[Dataset rows describing interfaces]
####################
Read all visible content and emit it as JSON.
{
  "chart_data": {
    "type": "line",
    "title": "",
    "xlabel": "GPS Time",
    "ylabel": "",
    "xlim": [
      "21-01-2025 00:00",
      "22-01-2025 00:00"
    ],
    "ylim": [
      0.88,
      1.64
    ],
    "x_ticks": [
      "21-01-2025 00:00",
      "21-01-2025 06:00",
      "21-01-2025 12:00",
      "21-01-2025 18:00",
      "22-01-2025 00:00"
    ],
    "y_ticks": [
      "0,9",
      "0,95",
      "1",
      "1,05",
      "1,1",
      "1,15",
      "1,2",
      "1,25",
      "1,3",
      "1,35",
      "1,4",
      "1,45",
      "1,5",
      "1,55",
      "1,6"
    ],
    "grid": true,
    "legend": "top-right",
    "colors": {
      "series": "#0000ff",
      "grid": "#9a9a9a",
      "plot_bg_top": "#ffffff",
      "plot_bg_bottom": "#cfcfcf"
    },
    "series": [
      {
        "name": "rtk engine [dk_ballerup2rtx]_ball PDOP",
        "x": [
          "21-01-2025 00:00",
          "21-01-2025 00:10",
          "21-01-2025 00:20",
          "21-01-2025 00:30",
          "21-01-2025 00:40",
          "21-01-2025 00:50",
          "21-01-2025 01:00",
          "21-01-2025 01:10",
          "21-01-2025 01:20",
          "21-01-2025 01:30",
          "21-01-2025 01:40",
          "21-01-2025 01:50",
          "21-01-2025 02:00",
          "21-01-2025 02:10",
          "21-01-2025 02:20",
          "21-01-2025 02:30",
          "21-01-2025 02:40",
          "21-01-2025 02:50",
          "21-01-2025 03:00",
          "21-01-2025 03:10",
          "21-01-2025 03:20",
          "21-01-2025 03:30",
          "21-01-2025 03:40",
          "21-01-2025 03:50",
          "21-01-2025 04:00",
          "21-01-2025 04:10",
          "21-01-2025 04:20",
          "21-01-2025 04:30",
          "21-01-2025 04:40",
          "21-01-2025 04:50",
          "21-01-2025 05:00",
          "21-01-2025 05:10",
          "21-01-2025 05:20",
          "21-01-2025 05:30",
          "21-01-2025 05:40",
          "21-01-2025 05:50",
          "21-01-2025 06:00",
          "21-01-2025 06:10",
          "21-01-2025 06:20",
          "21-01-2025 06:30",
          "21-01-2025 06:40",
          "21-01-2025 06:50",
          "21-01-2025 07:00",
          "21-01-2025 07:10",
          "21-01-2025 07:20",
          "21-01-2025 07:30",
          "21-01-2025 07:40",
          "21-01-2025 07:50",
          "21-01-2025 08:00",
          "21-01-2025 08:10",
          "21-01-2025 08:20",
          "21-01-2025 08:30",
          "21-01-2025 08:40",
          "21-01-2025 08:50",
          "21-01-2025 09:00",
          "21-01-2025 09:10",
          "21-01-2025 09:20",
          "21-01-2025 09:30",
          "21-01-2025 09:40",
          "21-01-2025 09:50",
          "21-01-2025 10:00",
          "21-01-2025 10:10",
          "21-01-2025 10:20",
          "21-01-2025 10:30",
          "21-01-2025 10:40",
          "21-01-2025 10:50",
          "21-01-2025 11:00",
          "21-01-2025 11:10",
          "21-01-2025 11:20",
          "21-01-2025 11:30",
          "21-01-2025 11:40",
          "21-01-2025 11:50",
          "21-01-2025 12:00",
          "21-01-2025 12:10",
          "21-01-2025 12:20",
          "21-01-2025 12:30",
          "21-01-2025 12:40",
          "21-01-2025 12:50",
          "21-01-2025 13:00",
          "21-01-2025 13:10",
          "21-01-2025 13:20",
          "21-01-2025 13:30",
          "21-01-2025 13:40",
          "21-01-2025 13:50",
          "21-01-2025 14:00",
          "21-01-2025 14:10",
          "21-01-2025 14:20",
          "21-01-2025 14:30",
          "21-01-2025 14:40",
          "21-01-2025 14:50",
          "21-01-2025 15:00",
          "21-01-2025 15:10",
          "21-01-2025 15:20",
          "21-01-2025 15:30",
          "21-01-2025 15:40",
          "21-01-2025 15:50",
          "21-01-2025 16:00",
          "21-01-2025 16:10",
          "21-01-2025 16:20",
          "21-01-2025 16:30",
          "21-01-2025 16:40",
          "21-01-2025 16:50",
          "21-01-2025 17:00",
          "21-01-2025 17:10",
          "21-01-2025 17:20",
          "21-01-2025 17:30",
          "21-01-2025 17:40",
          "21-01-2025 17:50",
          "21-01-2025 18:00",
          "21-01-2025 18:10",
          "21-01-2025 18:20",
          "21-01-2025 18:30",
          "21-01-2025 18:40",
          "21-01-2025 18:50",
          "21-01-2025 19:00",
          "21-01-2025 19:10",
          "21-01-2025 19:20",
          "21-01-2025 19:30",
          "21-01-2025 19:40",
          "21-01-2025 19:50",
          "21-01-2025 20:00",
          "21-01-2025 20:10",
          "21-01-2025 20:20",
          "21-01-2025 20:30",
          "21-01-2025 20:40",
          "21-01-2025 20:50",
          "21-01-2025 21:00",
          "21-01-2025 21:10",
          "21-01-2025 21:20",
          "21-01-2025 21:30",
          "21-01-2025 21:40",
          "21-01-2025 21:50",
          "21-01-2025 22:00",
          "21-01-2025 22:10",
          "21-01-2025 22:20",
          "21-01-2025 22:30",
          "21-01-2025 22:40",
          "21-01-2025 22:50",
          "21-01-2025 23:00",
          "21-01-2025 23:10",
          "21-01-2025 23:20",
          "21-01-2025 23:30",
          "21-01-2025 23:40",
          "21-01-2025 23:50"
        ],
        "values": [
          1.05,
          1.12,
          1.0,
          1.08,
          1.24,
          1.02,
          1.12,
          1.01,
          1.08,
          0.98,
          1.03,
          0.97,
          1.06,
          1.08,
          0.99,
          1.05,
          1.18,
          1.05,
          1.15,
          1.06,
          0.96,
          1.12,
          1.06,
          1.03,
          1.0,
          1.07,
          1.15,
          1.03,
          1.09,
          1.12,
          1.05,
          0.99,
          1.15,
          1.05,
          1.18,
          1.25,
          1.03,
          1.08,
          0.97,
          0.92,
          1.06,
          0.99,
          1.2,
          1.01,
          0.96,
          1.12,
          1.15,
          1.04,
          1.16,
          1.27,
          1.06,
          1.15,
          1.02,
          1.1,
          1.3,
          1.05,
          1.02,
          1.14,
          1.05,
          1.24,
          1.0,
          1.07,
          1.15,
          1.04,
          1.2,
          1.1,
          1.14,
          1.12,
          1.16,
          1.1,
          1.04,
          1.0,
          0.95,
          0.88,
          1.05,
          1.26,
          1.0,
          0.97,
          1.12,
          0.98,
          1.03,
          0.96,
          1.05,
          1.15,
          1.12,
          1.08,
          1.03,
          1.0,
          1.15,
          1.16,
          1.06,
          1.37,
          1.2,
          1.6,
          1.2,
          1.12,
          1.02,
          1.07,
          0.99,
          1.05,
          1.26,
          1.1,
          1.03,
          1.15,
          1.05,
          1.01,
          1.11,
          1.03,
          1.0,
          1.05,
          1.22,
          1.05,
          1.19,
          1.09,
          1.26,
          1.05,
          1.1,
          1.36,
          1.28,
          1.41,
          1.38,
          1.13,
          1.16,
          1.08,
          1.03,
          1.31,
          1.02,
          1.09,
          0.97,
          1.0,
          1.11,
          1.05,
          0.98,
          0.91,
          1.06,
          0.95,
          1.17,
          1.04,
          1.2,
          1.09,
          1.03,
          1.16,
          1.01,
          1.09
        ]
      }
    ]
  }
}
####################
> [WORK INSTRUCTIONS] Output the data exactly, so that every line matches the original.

> [SOLUTION]
Read all visible content and emit it as JSON.
{
  "chart_data": {
    "type": "line",
    "title": "",
    "xlabel": "GPS Time",
    "ylabel": "",
    "xlim": [
      "21-01-2025 00:00",
      "22-01-2025 00:00"
    ],
    "ylim": [
      0.88,
      1.64
    ],
    "x_ticks": [
      "21-01-2025 00:00",
      "21-01-2025 06:00",
      "21-01-2025 12:00",
      "21-01-2025 18:00",
      "22-01-2025 00:00"
    ],
    "y_ticks": [
      "0,9",
      "0,95",
      "1",
      "1,05",
      "1,1",
      "1,15",
      "1,2",
      "1,25",
      "1,3",
      "1,35",
      "1,4",
      "1,45",
      "1,5",
      "1,55",
      "1,6"
    ],
    "grid": true,
    "legend": "top-right",
    "colors": {
      "series": "#0000ff",
      "grid": "#9a9a9a",
      "plot_bg_top": "#ffffff",
      "plot_bg_bottom": "#cfcfcf"
    },
    "series": [
      {
        "name": "rtk engine [dk_ballerup2rtx]_ball PDOP",
        "x": [
          "21-01-2025 00:00",
          "21-01-2025 00:10",
          "21-01-2025 00:20",
          "21-01-2025 00:30",
          "21-01-2025 00:40",
          "21-01-2025 00:50",
          "21-01-2025 01:00",
          "21-01-2025 01:10",
          "21-01-2025 01:20",
          "21-01-2025 01:30",
          "21-01-2025 01:40",
          "21-01-2025 01:50",
          "21-01-2025 02:00",
          "21-01-2025 02:10",
          "21-01-2025 02:20",
          "21-01-2025 02:30",
          "21-01-2025 02:40",
          "21-01-2025 02:50",
          "21-01-2025 03:00",
          "21-01-2025 03:10",
          "21-01-2025 03:20",
          "21-01-2025 03:30",
          "21-01-2025 03:40",
          "21-01-2025 03:50",
          "21-01-2025 04:00",
          "21-01-2025 04:10",
          "21-01-2025 04:20",
          "21-01-2025 04:30",
          "21-01-2025 04:40",
          "21-01-2025 04:50",
          "21-01-2025 05:00",
          "21-01-2025 05:10",
          "21-01-2025 05:20",
          "21-01-2025 05:30",
          "21-01-2025 05:40",
          "21-01-2025 05:50",
          "21-01-2025 06:00",
          "21-01-2025 06:10",
          "21-01-2025 06:20",
          "21-01-2025 06:30",
          "21-01-2025 06:40",
          "21-01-2025 06:50",
          "21-01-2025 07:00",
          "21-01-2025 07:10",
          "21-01-2025 07:20",
          "21-01-2025 07:30",
          "21-01-2025 07:40",
          "21-01-2025 07:50",
          "21-01-2025 08:00",
          "21-01-2025 08:10",
          "21-01-2025 08:20",
          "21-01-2025 08:30",
          "21-01-2025 08:40",
          "21-01-2025 08:50",
          "21-01-2025 09:00",
          "21-01-2025 09:10",
          "21-01-2025 09:20",
          "21-01-2025 09:30",
          "21-01-2025 09:40",
          "21-01-2025 09:50",
          "21-01-2025 10:00",
          "21-01-2025 10:10",
          "21-01-2025 10:20",
          "21-01-2025 10:30",
          "21-01-2025 10:40",
          "21-01-2025 10:50",
          "21-01-2025 11:00",
          "21-01-2025 11:10",
          "21-01-2025 11:20",
          "21-01-2025 11:30",
          "21-01-2025 11:40",
          "21-01-2025 11:50",
          "21-01-2025 12:00",
          "21-01-2025 12:10",
          "21-01-2025 12:20",
          "21-01-2025 12:30",
          "21-01-2025 12:40",
          "21-01-2025 12:50",
          "21-01-2025 13:00",
          "21-01-2025 13:10",
          "21-01-2025 13:20",
          "21-01-2025 13:30",
          "21-01-2025 13:40",
          "21-01-2025 13:50",
          "21-01-2025 14:00",
          "21-01-2025 14:10",
          "21-01-2025 14:20",
          "21-01-2025 14:30",
          "21-01-2025 14:40",
          "21-01-2025 14:50",
          "21-01-2025 15:00",
          "21-01-2025 15:10",
          "21-01-2025 15:20",
          "21-01-2025 15:30",
          "21-01-2025 15:40",
          "21-01-2025 15:50",
          "21-01-2025 16:00",
          "21-01-2025 16:10",
          "21-01-2025 16:20",
          "21-01-2025 16:30",
          "21-01-2025 16:40",
          "21-01-2025 16:50",
          "21-01-2025 17:00",
          "21-01-2025 17:10",
          "21-01-2025 17:20",
          "21-01-2025 17:30",
          "21-01-2025 17:40",
          "21-01-2025 17:50",
          "21-01-2025 18:00",
          "21-01-2025 18:10",
          "21-01-2025 18:20",
          "21-01-2025 18:30",
          "21-01-2025 18:40",
          "21-01-2025 18:50",
          "21-01-2025 19:00",
          "21-01-2025 19:10",
          "21-01-2025 19:20",
          "21-01-2025 19:30",
          "21-01-2025 19:40",
          "21-01-2025 19:50",
          "21-01-2025 20:00",
          "21-01-2025 20:10",
          "21-01-2025 20:20",
          "21-01-2025 20:30",
          "21-01-2025 20:40",
          "21-01-2025 20:50",
          "21-01-2025 21:00",
          "21-01-2025 21:10",
          "21-01-2025 21:20",
          "21-01-2025 21:30",
          "21-01-2025 21:40",
          "21-01-2025 21:50",
          "21-01-2025 22:00",
          "21-01-2025 22:10",
          "21-01-2025 22:20",
          "21-01-2025 22:30",
          "21-01-2025 22:40",
          "21-01-2025 22:50",
          "21-01-2025 23:00",
          "21-01-2025 23:10",
          "21-01-2025 23:20",
          "21-01-2025 23:30",
          "21-01-2025 23:40",
          "21-01-2025 23:50"
        ],
        "values": [
          1.05,
          1.12,
          1.0,
          1.08,
          1.24,
          1.02,
          1.12,
          1.01,
          1.08,
          0.98,
          1.03,
          0.97,
          1.06,
          1.08,
          0.99,
          1.05,
          1.18,
          1.05,
          1.15,
          1.06,
          0.96,
          1.12,
          1.06,
          1.03,
          1.0,
          1.07,
          1.15,
          1.03,
          1.09,
          1.12,
          1.05,
          0.99,
          1.15,
          1.05,
          1.18,
          1.25,
          1.03,
          1.08,
          0.97,
          0.92,
          1.06,
          0.99,
          1.2,
          1.01,
          0.96,
          1.12,
          1.15,
          1.04,
          1.16,
          1.27,
          1.06,
          1.15,
          1.02,
          1.1,
          1.3,
          1.05,
          1.02,
          1.14,
          1.05,
          1.24,
          1.0,
          1.07,
          1.15,
          1.04,
          1.2,
          1.1,
          1.14,
          1.12,
          1.16,
          1.1,
          1.04,
          1.0,
          0.95,
          0.88,
          1.05,
          1.26,
          1.0,
          0.97,
          1.12,
          0.98,
          1.03,
          0.96,
          1.05,
          1.15,
          1.12,
          1.08,
          1.03,
          1.0,
          1.15,
          1.16,
          1.06,
          1.37,
          1.2,
          1.6,
          1.2,
          1.12,
          1.02,
          1.07,
          0.99,
          1.05,
          1.26,
          1.1,
          1.03,
          1.15,
          1.05,
          1.01,
          1.11,
          1.03,
          1.0,
          1.05,
          1.22,
          1.05,
          1.19,
          1.09,
          1.26,
          1.05,
          1.1,
          1.36,
          1.28,
          1.41,
          1.38,
          1.13,
          1.16,
          1.08,
          1.03,
          1.31,
          1.02,
          1.09,
          0.97,
          1.0,
          1.11,
          1.05,
          0.98,
          0.91,
          1.06,
          0.95,
          1.17,
          1.04,
          1.2,
          1.09,
          1.03,
          1.16,
          1.01,
          1.09
        ]
      }
    ]
  }
}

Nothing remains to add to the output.